◆ What to do ◆
Among the entries, how many lines hold the word "日用化学品科学"? Respond with that number only.

◆ Provided records ◆
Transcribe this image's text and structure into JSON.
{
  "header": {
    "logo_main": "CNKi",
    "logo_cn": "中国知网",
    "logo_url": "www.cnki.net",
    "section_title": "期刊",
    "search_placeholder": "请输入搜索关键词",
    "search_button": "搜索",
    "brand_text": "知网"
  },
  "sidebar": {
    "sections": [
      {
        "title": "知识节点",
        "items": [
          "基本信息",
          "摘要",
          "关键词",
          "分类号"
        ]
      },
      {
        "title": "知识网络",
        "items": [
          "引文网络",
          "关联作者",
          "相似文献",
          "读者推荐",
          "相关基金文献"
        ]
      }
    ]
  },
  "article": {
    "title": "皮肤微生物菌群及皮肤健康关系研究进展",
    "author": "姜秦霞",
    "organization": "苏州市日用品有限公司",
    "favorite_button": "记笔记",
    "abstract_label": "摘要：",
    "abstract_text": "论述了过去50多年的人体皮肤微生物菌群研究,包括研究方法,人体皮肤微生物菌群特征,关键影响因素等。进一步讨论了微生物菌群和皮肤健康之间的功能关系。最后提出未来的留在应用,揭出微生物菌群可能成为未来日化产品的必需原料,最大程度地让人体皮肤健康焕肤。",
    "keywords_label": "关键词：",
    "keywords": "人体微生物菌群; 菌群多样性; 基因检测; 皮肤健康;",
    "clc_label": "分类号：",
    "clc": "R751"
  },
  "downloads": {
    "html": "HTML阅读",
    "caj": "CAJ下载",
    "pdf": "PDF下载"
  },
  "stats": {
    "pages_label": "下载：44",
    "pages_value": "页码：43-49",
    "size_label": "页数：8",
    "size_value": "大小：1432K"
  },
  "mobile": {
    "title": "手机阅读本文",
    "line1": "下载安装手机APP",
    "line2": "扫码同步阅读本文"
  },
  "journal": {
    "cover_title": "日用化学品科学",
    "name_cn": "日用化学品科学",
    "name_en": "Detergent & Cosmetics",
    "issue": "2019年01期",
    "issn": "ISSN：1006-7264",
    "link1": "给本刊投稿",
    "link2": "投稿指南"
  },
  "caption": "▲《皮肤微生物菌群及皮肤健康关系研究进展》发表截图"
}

◆ Final answer ◆
2